I keep 3 different browsers "handy" for my Mac to address situations I want to avoid with browser changes or even compatibility concerns with certain websites.  BTW...I have no problem running Chrome with the Stands adblocker on my Mac.  Is your experience with Chrome for the Windows platform or Mac?  Interestingly, the Mac native Safari browser is often the most problematic (e.g. slow loading and even stalls/times out) of my browsers...especially when used on a satellite ISP!

____________________________
U.S. Air Force 1969 - 1972
Distinguished Professor III

Re: Gen 5 Compatibility with Mac Sierra

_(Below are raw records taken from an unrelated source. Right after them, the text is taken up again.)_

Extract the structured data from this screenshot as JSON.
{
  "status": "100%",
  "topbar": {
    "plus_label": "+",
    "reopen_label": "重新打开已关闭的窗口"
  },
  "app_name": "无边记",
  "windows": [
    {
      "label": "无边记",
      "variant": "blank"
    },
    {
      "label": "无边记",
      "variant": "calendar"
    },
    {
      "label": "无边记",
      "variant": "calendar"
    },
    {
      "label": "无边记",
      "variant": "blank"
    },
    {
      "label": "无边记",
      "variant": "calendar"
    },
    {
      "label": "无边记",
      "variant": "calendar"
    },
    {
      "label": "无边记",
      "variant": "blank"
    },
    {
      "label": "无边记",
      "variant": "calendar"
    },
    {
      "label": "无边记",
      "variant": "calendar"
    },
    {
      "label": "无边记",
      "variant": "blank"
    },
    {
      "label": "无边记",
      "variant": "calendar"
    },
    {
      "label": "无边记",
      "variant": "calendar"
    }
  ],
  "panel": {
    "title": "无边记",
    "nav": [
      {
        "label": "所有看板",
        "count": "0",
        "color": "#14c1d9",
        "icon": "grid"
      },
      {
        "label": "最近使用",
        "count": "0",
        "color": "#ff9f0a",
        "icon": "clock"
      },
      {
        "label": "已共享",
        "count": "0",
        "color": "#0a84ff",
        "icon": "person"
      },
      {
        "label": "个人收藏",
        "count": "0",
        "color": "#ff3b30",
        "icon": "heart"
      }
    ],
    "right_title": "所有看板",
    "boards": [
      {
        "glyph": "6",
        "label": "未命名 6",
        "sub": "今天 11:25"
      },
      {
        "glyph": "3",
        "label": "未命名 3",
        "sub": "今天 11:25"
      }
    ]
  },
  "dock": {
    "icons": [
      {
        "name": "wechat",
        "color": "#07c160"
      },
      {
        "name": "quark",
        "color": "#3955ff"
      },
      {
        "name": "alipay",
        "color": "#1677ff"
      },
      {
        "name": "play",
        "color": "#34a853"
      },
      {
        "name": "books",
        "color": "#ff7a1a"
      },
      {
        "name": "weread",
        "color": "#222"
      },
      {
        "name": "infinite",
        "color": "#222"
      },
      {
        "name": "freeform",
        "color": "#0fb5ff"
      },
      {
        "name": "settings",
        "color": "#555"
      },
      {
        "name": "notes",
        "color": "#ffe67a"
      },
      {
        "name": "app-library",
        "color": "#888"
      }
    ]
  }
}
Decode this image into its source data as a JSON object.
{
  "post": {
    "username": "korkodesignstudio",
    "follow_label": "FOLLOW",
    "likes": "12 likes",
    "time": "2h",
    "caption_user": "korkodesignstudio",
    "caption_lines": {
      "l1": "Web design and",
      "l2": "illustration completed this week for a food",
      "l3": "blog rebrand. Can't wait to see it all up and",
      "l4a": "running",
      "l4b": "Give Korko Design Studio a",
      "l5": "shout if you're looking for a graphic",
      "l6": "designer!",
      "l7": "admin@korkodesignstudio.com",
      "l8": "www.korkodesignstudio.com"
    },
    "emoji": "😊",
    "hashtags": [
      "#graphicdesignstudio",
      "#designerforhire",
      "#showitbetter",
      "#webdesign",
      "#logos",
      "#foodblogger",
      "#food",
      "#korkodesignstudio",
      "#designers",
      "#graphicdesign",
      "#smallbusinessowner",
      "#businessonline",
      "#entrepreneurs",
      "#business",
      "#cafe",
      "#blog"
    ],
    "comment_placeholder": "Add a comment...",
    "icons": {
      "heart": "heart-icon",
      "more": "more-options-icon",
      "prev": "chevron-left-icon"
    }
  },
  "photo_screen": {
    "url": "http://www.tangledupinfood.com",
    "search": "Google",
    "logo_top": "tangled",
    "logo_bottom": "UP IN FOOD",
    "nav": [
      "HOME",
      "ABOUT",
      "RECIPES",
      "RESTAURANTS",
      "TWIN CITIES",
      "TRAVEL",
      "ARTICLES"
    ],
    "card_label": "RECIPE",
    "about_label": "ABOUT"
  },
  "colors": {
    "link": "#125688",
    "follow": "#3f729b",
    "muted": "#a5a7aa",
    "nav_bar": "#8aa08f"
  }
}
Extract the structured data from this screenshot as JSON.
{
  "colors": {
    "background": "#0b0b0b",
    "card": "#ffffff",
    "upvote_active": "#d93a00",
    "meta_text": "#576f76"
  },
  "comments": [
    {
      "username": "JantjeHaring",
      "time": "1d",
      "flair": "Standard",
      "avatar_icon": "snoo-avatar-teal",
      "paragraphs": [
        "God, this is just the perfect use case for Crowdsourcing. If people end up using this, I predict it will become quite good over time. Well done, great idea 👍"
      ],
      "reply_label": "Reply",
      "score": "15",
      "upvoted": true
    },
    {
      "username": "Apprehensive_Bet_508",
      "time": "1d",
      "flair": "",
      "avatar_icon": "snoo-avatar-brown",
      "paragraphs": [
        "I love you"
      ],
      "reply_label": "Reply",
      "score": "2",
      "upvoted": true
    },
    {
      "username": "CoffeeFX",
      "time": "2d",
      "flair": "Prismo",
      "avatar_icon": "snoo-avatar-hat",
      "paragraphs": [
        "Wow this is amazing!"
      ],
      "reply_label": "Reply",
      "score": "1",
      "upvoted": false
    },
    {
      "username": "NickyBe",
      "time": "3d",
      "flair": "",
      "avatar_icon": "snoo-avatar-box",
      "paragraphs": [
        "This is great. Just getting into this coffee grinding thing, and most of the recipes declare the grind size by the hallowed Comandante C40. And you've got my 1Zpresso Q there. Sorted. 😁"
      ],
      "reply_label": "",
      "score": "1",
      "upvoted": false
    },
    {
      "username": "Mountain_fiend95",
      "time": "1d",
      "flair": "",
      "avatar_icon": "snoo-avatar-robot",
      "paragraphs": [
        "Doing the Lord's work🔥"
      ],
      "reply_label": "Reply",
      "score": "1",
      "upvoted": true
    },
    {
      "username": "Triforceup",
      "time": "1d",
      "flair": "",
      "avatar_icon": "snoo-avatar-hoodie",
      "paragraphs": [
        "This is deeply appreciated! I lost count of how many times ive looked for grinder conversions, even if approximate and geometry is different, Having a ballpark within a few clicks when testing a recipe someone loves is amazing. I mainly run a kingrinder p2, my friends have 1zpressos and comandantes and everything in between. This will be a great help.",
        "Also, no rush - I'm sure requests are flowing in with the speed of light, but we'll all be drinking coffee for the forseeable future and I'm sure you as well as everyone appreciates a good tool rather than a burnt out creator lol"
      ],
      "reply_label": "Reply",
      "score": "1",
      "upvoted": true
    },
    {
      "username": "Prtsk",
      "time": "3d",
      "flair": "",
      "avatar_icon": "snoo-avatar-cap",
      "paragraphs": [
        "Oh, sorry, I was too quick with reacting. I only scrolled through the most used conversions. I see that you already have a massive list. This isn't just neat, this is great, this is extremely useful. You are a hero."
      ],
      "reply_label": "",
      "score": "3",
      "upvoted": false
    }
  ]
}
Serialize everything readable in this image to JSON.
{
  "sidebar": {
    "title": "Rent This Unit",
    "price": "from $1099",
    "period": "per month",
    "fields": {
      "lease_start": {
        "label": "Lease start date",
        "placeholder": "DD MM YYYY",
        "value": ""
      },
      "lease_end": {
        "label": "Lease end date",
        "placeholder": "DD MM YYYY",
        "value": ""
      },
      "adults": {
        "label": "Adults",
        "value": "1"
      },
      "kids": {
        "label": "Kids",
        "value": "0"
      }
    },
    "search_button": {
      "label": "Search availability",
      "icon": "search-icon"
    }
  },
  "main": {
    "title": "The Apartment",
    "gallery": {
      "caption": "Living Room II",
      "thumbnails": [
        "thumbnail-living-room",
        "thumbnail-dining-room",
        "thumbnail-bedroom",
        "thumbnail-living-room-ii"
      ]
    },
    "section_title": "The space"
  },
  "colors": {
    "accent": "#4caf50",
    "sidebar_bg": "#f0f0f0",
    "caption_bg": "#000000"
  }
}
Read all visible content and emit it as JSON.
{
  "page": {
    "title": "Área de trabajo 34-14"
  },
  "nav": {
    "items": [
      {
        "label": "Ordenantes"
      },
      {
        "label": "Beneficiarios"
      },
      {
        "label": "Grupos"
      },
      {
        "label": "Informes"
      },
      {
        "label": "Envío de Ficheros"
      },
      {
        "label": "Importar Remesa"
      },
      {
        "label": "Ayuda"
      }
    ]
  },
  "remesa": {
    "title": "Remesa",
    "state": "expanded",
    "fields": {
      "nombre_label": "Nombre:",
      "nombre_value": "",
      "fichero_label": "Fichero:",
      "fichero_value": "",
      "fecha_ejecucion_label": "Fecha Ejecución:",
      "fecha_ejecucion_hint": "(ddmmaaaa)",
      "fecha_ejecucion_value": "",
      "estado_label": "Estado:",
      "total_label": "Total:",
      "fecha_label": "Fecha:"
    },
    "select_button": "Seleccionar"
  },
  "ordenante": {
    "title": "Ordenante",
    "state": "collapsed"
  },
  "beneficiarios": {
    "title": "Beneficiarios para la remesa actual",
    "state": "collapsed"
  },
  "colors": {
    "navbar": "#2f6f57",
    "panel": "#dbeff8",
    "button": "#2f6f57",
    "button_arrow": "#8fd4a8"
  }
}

Windows.  I don't have a Mac.  I have adblockers installed and they work wonders, definitely saving a lot of data.  I used to use IE, but it became problematic.  I can't stand Firefox and refuse to use Edge.  Chrome is my only browser at this point.  Why they ditched the ability to control plugins is beyond me, but I suspect it had to do with pressure, whether financial or otherwise.  


AMD FX-6100 | Samsung 250GB 840 EVO SSD | Western Digital Blue 500GB HDD | 16GB DDR3-1866 | EVGA Geforce GTX 550ti | Windows 10 Pro 64-bit
Assistant Professor

Re: Gen 5 Compatibility with Mac Sierra

I use Firefox, even though it has some really annoying things. I keep Flash set to "ask" and even on the rare occasion that I tell it to remember to always run on a site, it keeps asking anyway - so I just ignore the request banners anymore. If it worked correctly, I'd want something similar for authorizing redirects because there are several IP-checking sites that I use that blow up if you don't hit "ok" fast enough. Safari is a last resort backup for the rare time a site doesn't work properly on FF. I use Chrome occasionally, but mainly just to look for Wordpress plugin and theme compatibility issues on Daily Cannon.

I also still use Adblock Plus, but only because I've just never looked for anything better. It works good enough. Too many sites are using blocker detection anymore making it harder to employ. Unfortunately it's usually the ones that employ high-revenue (RPM) autostart video ads and there's no way around it to use the site. I guess they really want the click revenue. lol


* Disclaimer: I am a HughesNet customer and not a HughesNet employee. All of my comments are my own and do not necessarily represent HughesNet in any way.
Professor

Re: Gen 5 Compatibility with Mac Sierra


@GabeU wrote:

@cybercycle1

 

Some browser, themselves, have also changed.  An unfortunate example is Chrome no longer allowing someone to either turn off plugins, or require permission for the plugins to run.  These were great options for sites like CNN, where videos accompany almosts every story.  


That's why I prefer Firefox for things like that. I can always turn on reader mode and it strips videos and other stuff, leaving you with a plain page.

Assistant Professor

Re: Gen 5 Compatibility with Mac Sierra

Pro tip: If you want to save a boatload of data on Apple products, kill the handoff feature. Your devices will shut down a lot quicker too. Found this nasty bugger just now.


* Disclaimer: I am a HughesNet customer and not a HughesNet employee. All of my comments are my own and do not necessarily represent HughesNet in any way.